Using only the entries below, copy exactly the lines that begin at the one with "Parse this screenshot: output" and end at the one with "Output a JSON", both included. Drop the pictures.

· · · · ·

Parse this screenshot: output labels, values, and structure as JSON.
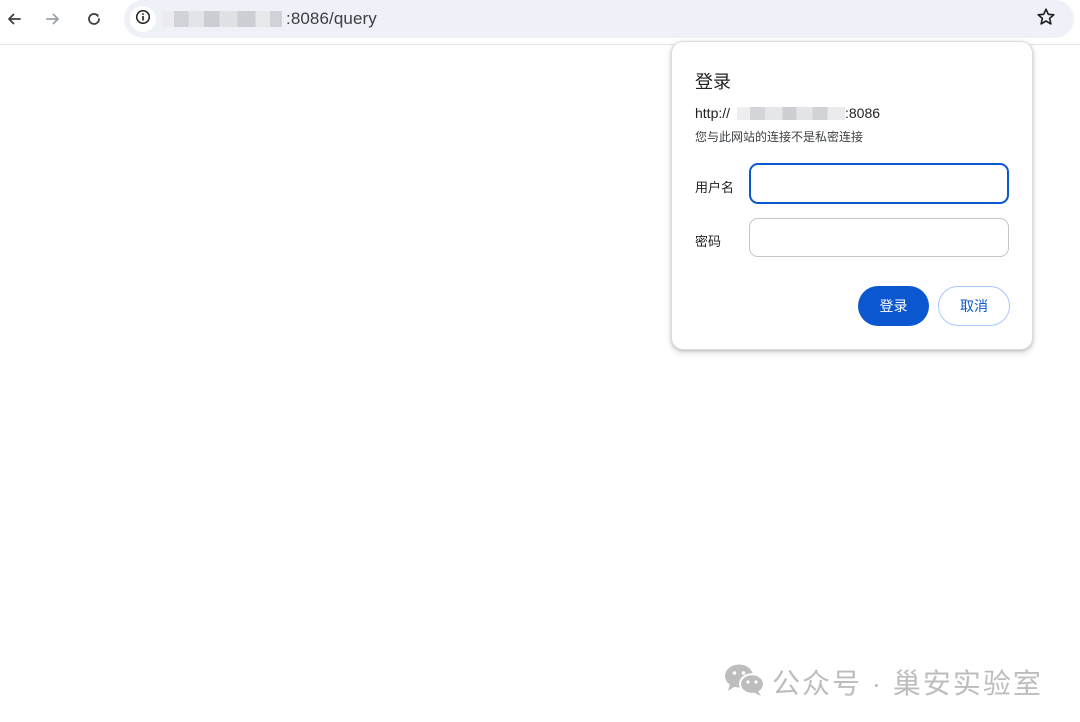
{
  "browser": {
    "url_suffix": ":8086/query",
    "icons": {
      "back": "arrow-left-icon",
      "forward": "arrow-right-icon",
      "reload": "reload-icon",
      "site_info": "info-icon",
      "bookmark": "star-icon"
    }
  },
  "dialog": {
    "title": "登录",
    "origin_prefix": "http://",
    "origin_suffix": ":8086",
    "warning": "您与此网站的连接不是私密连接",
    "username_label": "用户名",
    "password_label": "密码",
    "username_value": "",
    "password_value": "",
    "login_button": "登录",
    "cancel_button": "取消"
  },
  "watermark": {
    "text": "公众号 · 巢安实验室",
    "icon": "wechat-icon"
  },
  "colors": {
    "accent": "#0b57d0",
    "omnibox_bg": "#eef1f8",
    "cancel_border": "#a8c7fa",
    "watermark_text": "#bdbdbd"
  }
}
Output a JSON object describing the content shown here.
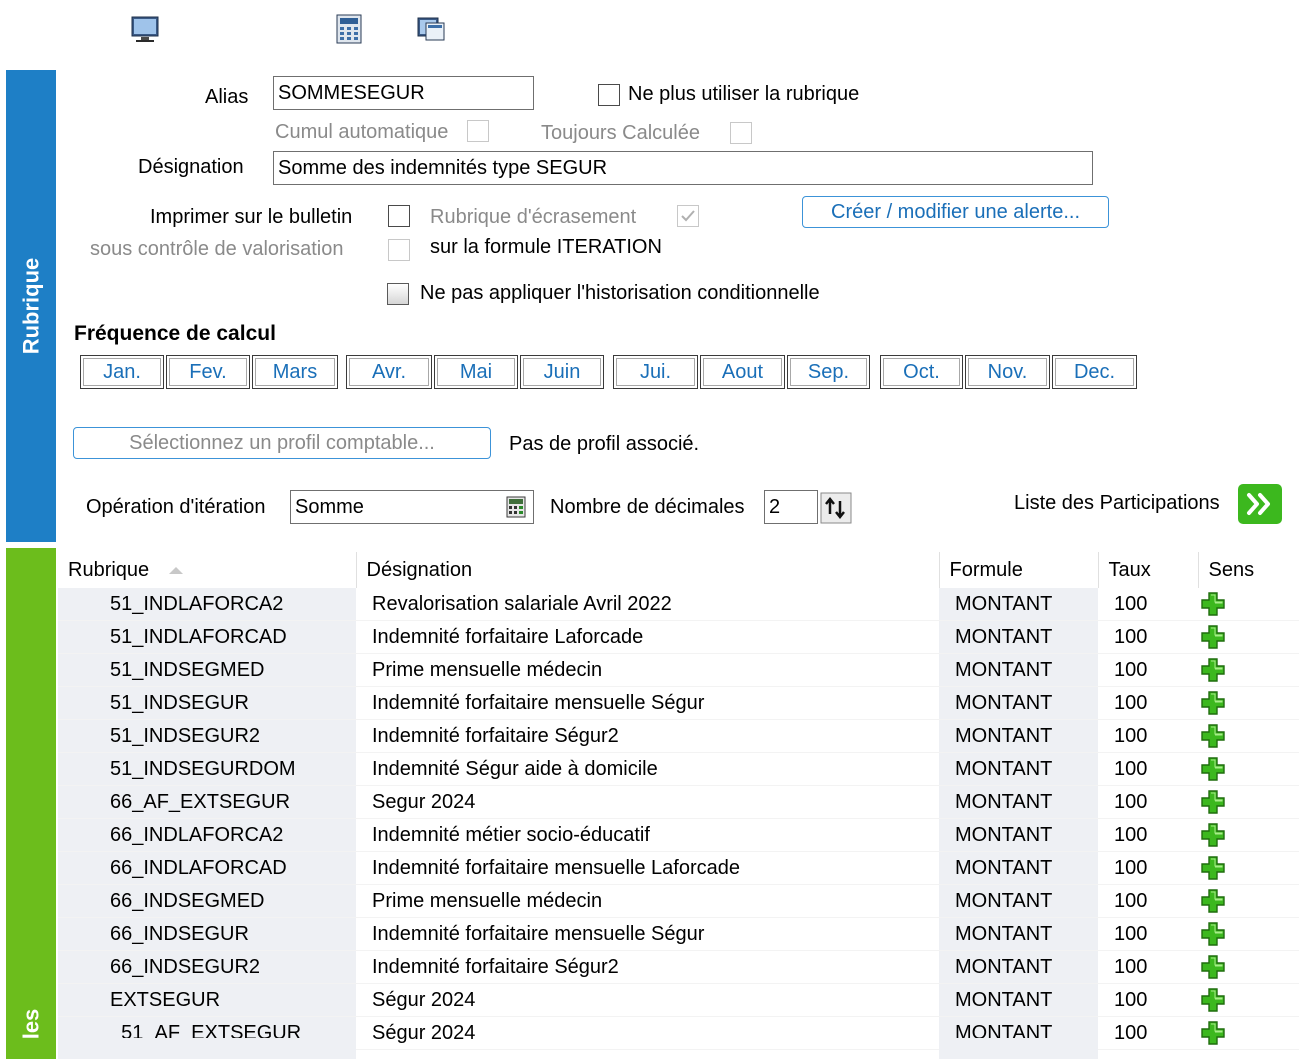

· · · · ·

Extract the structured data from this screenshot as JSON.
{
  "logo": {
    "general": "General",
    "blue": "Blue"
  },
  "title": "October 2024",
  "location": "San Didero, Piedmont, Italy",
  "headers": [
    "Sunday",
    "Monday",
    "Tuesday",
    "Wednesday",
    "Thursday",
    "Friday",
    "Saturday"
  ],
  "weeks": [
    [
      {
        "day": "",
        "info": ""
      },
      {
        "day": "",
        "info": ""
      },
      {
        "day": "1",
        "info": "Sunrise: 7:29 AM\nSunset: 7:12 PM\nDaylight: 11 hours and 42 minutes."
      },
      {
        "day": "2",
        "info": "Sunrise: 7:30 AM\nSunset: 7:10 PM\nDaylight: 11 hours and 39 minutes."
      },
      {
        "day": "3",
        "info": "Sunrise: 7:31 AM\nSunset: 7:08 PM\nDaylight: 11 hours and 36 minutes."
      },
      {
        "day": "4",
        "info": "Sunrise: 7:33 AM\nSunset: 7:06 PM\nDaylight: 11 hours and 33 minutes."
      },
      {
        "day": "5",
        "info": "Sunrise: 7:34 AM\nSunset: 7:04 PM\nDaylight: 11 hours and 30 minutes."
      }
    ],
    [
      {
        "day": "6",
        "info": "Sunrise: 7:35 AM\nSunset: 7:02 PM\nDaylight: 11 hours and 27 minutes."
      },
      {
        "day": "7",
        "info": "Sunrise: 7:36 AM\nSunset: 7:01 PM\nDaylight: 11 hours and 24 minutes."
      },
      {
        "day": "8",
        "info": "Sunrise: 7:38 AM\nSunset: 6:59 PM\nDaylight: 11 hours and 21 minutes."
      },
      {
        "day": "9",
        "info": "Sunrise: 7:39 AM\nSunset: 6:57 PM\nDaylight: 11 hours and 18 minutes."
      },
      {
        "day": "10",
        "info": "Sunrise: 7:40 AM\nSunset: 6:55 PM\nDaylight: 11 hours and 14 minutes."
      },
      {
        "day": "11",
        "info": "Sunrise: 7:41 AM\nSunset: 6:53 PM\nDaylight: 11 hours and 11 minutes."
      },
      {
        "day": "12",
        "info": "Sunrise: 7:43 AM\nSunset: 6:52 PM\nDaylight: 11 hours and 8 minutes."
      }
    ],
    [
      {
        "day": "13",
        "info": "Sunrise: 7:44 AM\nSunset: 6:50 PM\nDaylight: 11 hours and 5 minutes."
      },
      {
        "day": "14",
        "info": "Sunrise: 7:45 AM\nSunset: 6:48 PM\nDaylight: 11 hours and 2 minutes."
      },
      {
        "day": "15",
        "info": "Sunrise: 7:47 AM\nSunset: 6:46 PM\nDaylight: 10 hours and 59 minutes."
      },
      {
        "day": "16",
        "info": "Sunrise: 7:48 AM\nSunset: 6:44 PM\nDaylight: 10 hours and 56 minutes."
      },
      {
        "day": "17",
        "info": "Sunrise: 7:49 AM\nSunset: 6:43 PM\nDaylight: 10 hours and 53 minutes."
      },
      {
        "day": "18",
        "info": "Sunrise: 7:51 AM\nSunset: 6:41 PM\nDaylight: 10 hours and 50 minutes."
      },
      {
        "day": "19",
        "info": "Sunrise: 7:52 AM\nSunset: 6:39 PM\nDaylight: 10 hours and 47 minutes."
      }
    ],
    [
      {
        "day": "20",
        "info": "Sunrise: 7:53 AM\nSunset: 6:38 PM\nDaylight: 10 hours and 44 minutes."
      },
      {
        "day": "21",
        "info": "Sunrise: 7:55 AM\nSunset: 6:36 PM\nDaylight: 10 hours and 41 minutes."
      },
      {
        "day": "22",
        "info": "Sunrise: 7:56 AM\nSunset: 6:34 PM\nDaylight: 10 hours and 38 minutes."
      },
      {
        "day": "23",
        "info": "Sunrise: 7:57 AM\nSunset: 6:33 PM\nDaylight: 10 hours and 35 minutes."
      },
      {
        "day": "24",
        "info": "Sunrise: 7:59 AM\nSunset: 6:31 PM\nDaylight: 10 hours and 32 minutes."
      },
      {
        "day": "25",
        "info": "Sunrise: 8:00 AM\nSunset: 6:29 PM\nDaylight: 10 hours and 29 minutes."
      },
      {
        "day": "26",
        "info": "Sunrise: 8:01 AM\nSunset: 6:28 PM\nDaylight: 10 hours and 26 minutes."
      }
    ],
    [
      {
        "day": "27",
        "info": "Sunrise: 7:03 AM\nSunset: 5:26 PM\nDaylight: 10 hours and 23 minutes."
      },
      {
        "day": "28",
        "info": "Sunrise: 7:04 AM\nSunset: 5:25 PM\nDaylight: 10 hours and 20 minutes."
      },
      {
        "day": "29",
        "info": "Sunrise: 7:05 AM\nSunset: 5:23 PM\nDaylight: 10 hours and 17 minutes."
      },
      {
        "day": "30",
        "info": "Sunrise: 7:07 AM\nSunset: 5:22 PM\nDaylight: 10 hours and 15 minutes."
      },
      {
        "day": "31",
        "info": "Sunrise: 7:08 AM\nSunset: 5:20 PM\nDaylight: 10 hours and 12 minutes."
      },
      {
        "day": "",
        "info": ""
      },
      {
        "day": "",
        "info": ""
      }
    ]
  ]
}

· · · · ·

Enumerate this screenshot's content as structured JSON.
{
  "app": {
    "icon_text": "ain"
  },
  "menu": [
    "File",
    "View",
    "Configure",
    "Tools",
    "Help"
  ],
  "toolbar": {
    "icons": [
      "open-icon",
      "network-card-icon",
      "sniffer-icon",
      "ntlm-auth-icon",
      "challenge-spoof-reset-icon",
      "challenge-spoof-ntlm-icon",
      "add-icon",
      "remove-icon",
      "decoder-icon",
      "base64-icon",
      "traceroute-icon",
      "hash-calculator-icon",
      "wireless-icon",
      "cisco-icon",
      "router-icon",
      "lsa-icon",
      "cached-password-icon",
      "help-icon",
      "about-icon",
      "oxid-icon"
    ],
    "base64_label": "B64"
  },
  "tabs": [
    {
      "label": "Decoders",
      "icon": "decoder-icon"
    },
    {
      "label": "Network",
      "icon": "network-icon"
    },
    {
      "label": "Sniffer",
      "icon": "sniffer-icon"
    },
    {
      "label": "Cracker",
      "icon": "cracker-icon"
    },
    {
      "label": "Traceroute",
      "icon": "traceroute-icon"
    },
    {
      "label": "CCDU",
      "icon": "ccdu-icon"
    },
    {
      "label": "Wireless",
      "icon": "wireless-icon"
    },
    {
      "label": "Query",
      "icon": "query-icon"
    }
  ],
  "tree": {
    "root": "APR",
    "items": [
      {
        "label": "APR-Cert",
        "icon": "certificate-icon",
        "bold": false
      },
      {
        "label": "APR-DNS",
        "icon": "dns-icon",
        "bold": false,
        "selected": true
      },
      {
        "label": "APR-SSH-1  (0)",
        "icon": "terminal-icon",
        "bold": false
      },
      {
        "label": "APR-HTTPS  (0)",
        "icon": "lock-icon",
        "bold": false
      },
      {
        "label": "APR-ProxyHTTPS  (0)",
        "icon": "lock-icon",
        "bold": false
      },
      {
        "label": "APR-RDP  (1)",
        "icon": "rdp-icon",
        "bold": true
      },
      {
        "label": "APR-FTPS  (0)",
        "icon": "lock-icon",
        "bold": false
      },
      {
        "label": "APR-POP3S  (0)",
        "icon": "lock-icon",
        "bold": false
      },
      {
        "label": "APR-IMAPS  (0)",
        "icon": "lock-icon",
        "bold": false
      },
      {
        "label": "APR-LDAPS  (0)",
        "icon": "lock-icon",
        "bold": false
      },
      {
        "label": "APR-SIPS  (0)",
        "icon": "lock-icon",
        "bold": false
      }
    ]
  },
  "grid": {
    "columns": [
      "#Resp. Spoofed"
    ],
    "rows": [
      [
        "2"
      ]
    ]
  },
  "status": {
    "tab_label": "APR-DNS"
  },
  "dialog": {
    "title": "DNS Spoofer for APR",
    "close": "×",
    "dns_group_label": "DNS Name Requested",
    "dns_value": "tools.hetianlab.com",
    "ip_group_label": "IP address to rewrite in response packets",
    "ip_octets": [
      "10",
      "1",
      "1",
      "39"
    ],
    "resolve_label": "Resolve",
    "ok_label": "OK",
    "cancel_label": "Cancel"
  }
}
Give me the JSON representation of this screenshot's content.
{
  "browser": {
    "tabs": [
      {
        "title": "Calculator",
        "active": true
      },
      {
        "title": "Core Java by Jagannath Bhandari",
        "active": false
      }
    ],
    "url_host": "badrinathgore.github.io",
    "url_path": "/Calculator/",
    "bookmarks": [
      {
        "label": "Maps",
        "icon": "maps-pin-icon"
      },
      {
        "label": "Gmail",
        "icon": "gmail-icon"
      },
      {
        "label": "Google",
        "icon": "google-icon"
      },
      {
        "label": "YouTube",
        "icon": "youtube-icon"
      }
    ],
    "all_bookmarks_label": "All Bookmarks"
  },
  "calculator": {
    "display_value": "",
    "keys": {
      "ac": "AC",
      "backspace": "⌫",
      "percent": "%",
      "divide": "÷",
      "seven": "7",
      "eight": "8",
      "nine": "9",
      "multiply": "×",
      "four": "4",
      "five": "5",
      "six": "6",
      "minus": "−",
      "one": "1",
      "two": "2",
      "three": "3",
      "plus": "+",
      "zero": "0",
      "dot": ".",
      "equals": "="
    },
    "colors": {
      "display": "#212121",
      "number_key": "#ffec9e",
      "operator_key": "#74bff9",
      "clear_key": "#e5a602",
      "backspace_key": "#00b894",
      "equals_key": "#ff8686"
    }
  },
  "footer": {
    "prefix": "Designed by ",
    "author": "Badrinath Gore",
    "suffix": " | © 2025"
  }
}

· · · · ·

_Answer space_
Parse this screenshot: output labels, values, and structure as JSON.
{
  "browser": {
    "url_suffix": ":8086/query",
    "icons": {
      "back": "arrow-left-icon",
      "forward": "arrow-right-icon",
      "reload": "reload-icon",
      "site_info": "info-icon",
      "bookmark": "star-icon"
    }
  },
  "dialog": {
    "title": "登录",
    "origin_prefix": "http://",
    "origin_suffix": ":8086",
    "warning": "您与此网站的连接不是私密连接",
    "username_label": "用户名",
    "password_label": "密码",
    "username_value": "",
    "password_value": "",
    "login_button": "登录",
    "cancel_button": "取消"
  },
  "watermark": {
    "text": "公众号 · 巢安实验室",
    "icon": "wechat-icon"
  },
  "colors": {
    "accent": "#0b57d0",
    "omnibox_bg": "#eef1f8",
    "cancel_border": "#a8c7fa",
    "watermark_text": "#bdbdbd"
  }
}
Output a JSON object describing the content shown here.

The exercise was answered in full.